After the event, Brody's words still seemed to reverberate.
"The speech was outstanding; it was right on," said Esther Halvorson-Hill, who was there to witness her daughter, Heather Halvorson, receiving her medical degree. "His going back and using that example from history was quite an eye-opener. I was a kid, but I still remember a lot of that."
Halvorson-Hill, like many others, said it was a very emotional day.
"I couldn't believe my baby was going to be a doctor now," she said. "It brought tears to my eyes, and I didn't think it would."
If the morning's ceremony could be classified as a James Taylor sort of affair, the afternoon was more James Brown. The jubilant undergraduate ceremony found the stands nearly packed to capacity. The noise meter went up a few notches, too. Students entered Homewood field to a bagpipes and drums accompaniment, while raining down upon them were the screams, whistles and "hoo-haws" of well-wishers. The animated students--many of whom saw their images cast upon the two large projection screens that flanked the stage--waved, blew kisses and made raise-the-roof gestures to the cameras.
Michael Bloomberg, mayor of New York and former chairman of the university's board of trustees, gave the ceremony's keynote address.
The Johns Hopkins alumnus from the class of 1964 cleverly opened his remarks with what he referred to as the two words "that summarize everything that is our hopes and our dreams," two words "that symbolize the wonderful people from Johns Hopkins."
"Go Jays!" shouted Bloomberg, in support of the men's lacrosse team's upcoming Final Four appearance.
On a more serious note, Bloomberg counseled the graduates to seek out jobs that will both test and reward them and to embrace a challenge, rather than skirt it.
"When you're just getting started, don't worry so much about your salary.
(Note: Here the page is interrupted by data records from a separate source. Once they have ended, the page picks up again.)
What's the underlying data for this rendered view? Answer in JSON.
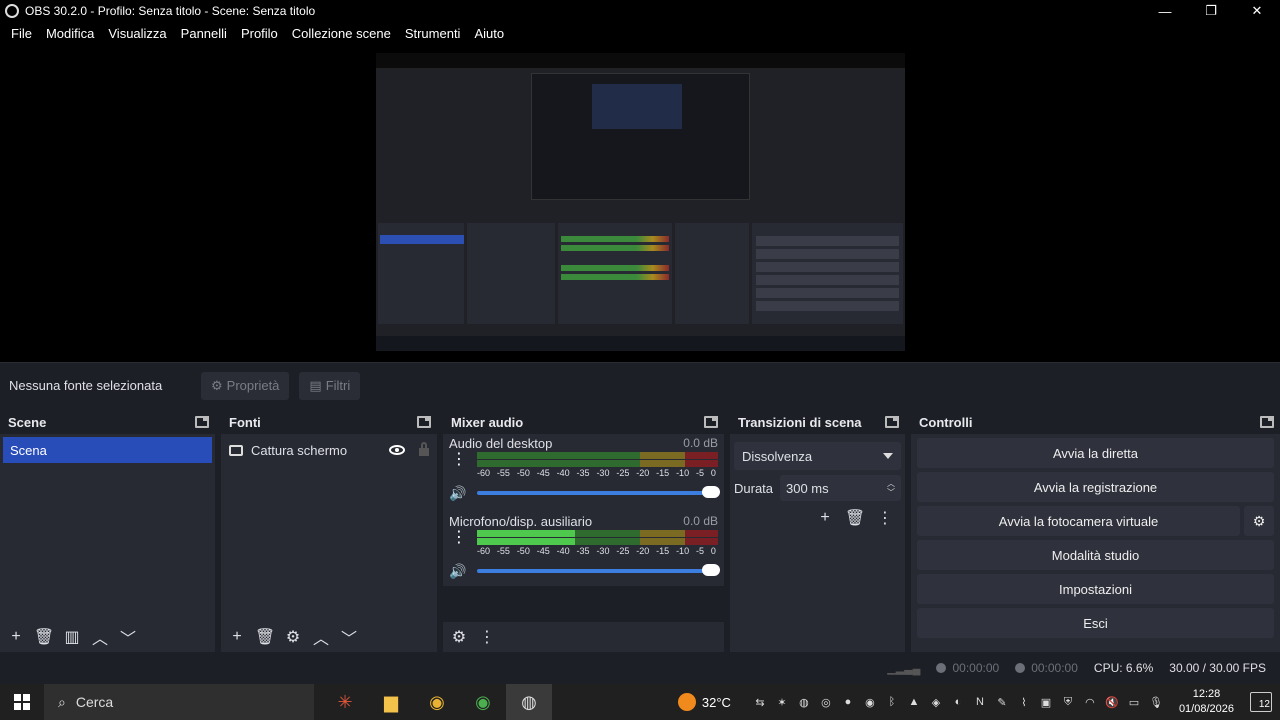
{
  "titlebar": {
    "title": "OBS 30.2.0 - Profilo: Senza titolo - Scene: Senza titolo"
  },
  "menu": [
    "File",
    "Modifica",
    "Visualizza",
    "Pannelli",
    "Profilo",
    "Collezione scene",
    "Strumenti",
    "Aiuto"
  ],
  "sourcebar": {
    "no_source": "Nessuna fonte selezionata",
    "properties": "Proprietà",
    "filters": "Filtri"
  },
  "scenes": {
    "title": "Scene",
    "items": [
      "Scena"
    ]
  },
  "sources": {
    "title": "Fonti",
    "items": [
      "Cattura schermo"
    ]
  },
  "mixer": {
    "title": "Mixer audio",
    "channels": [
      {
        "name": "Audio del desktop",
        "db": "0.0 dB"
      },
      {
        "name": "Microfono/disp. ausiliario",
        "db": "0.0 dB"
      }
    ],
    "scale": [
      "-60",
      "-55",
      "-50",
      "-45",
      "-40",
      "-35",
      "-30",
      "-25",
      "-20",
      "-15",
      "-10",
      "-5",
      "0"
    ]
  },
  "transitions": {
    "title": "Transizioni di scena",
    "selected": "Dissolvenza",
    "duration_label": "Durata",
    "duration_value": "300 ms"
  },
  "controls": {
    "title": "Controlli",
    "start_stream": "Avvia la diretta",
    "start_record": "Avvia la registrazione",
    "virtual_cam": "Avvia la fotocamera virtuale",
    "studio_mode": "Modalità studio",
    "settings": "Impostazioni",
    "exit": "Esci"
  },
  "status": {
    "stream_time": "00:00:00",
    "record_time": "00:00:00",
    "cpu": "CPU: 6.6%",
    "fps": "30.00 / 30.00 FPS"
  },
  "taskbar": {
    "search": "Cerca",
    "weather": "32°C",
    "time": "12:28",
    "date": "01/08/2026",
    "notifications": "12"
  }
}
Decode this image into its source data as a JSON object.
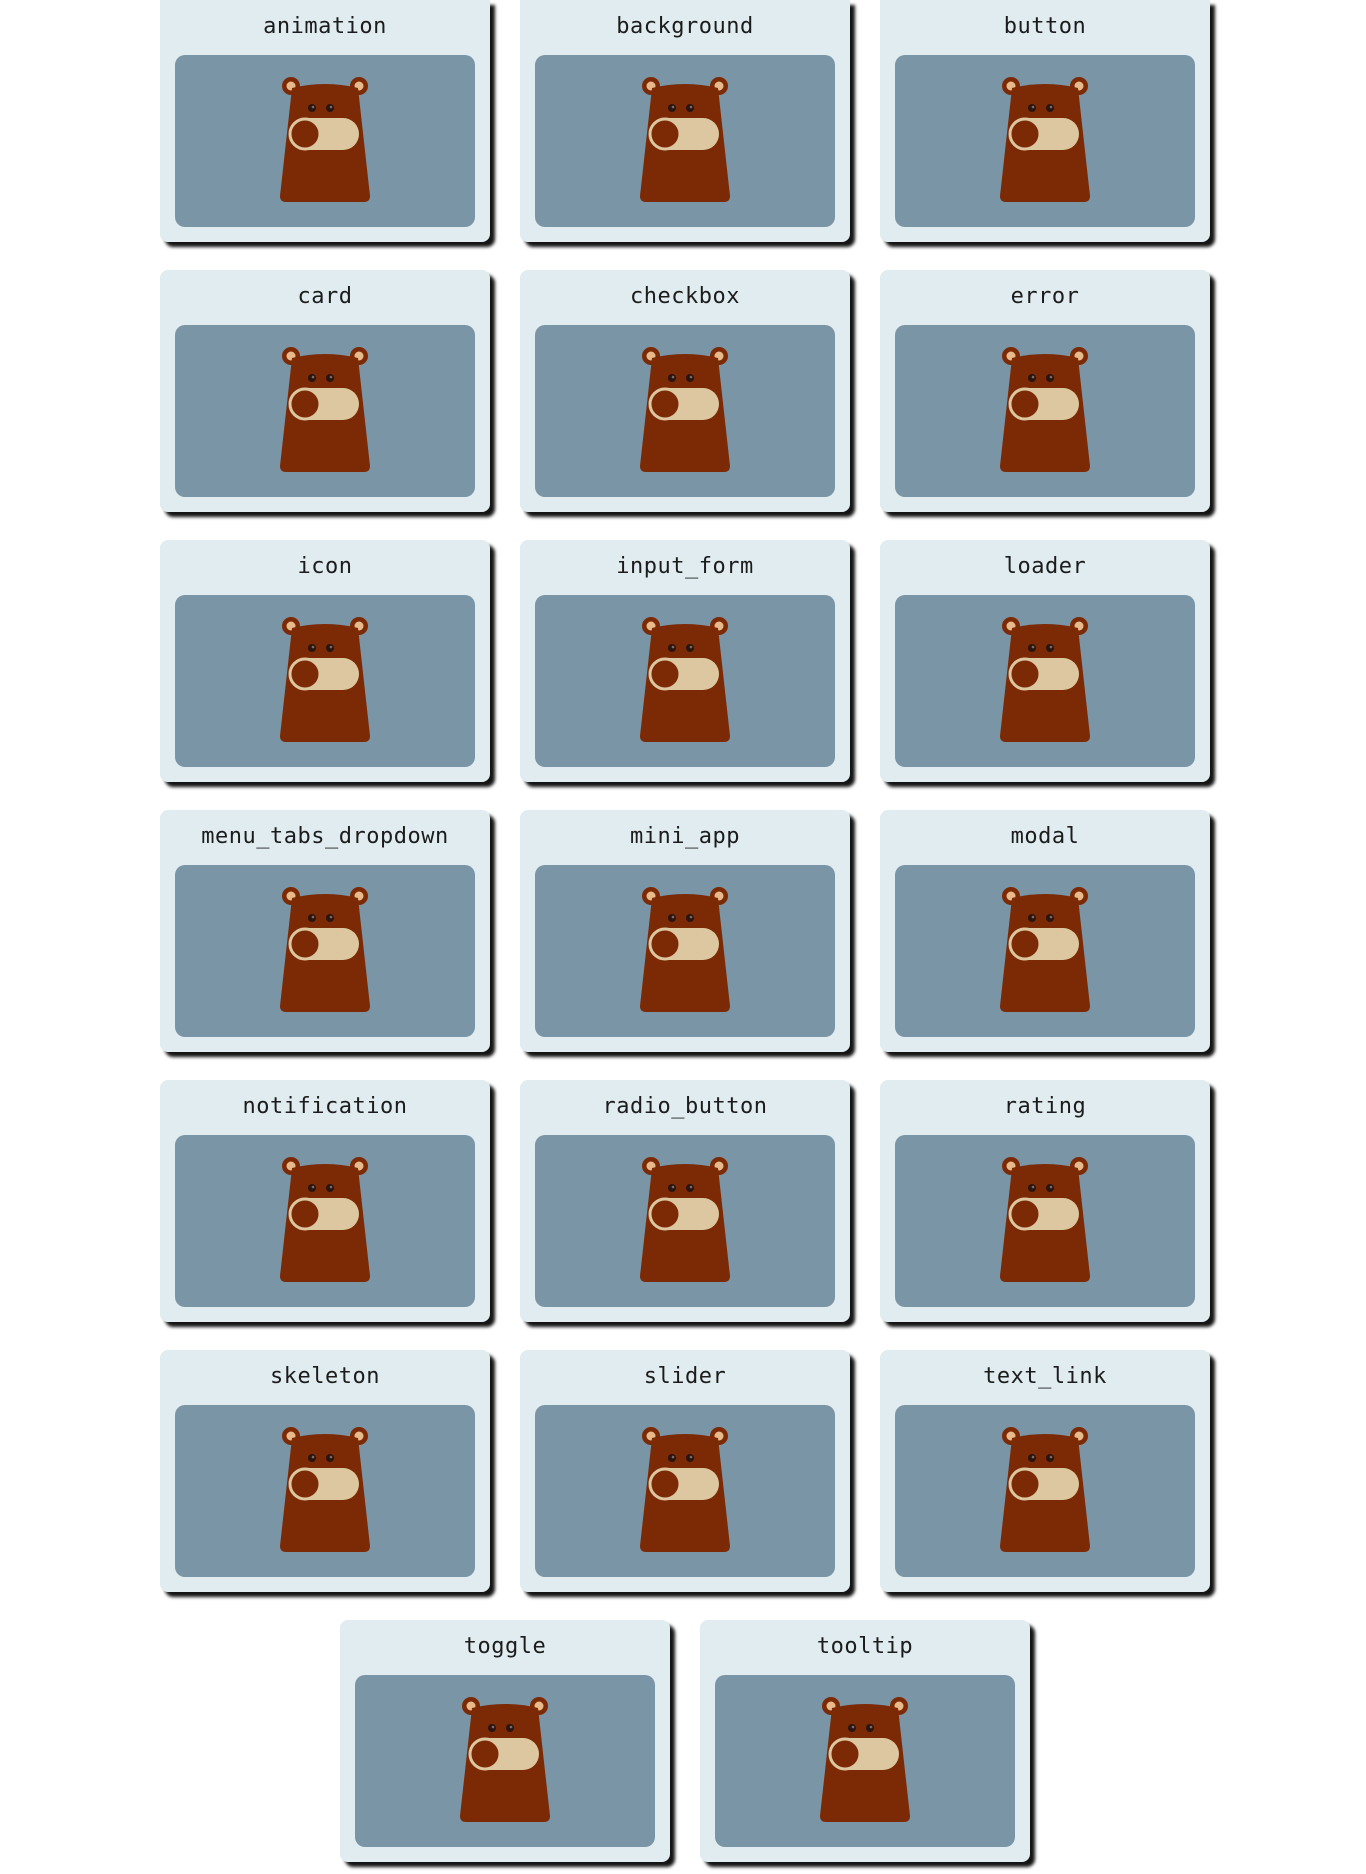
{
  "cards": [
    {
      "label": "animation"
    },
    {
      "label": "background"
    },
    {
      "label": "button"
    },
    {
      "label": "card"
    },
    {
      "label": "checkbox"
    },
    {
      "label": "error"
    },
    {
      "label": "icon"
    },
    {
      "label": "input_form"
    },
    {
      "label": "loader"
    },
    {
      "label": "menu_tabs_dropdown"
    },
    {
      "label": "mini_app"
    },
    {
      "label": "modal"
    },
    {
      "label": "notification"
    },
    {
      "label": "radio_button"
    },
    {
      "label": "rating"
    },
    {
      "label": "skeleton"
    },
    {
      "label": "slider"
    },
    {
      "label": "text_link"
    },
    {
      "label": "toggle"
    },
    {
      "label": "tooltip"
    }
  ],
  "colors": {
    "card_background": "#e0ecf0",
    "preview_background": "#7a95a6",
    "bear_body": "#7b2a05",
    "bear_ear_inner": "#e8b98a",
    "toggle_track": "#dcc7a0",
    "bear_eyes": "#3a1f18"
  },
  "icon": "bear-toggle-icon"
}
Even though you now have to pay the bills, your first job should be something that will teach, expand, humble and exhilarate," he said. "Take the job that teaches you the most, not the one that pays a few dollars more."
Once a job is secured, Bloomberg said, the challenge is to make the most of the opportunity, and to do so with a moral compass.
"My message here is don't just hold yourself to high professional standards; hold yourself to high ethical standards," he said. "You read in the papers every day about the scandals involving people who didn't. They may have known their businesses, or field of study, but they weren't honest. Things won't always go smoothly in life, but acting on principle and integrity will carry you through the tough times."
Bloomberg used the middle part of his speech to give graduates a snapshot of his life. He told them of the working-class kid from the Boston area who became a success on Wall Street, only to be fired at age 39. Literally a day later he founded the company that would become a media giant, Bloomberg LLP. Then, at the height of his success, Bloomberg changed careers again, opting this time to join the world of public service. That choice, he said, "is providing me with a sense of satisfaction unlike any other I've ever had."
He said that despite the prevailing thoughts that he would fail at all his ventures, he has succeeded through determination, focus and a willingness to follow his dreams.
"I hope you all have the opportunity to try something new, against all conventional wisdom, and that you find the courage to go for it, too," he said.
For more about commencement ceremonies, including President Brody's speech, divisional speakers and honorary degree recipients, go to www.jhu.edu/news_info/news/commence03.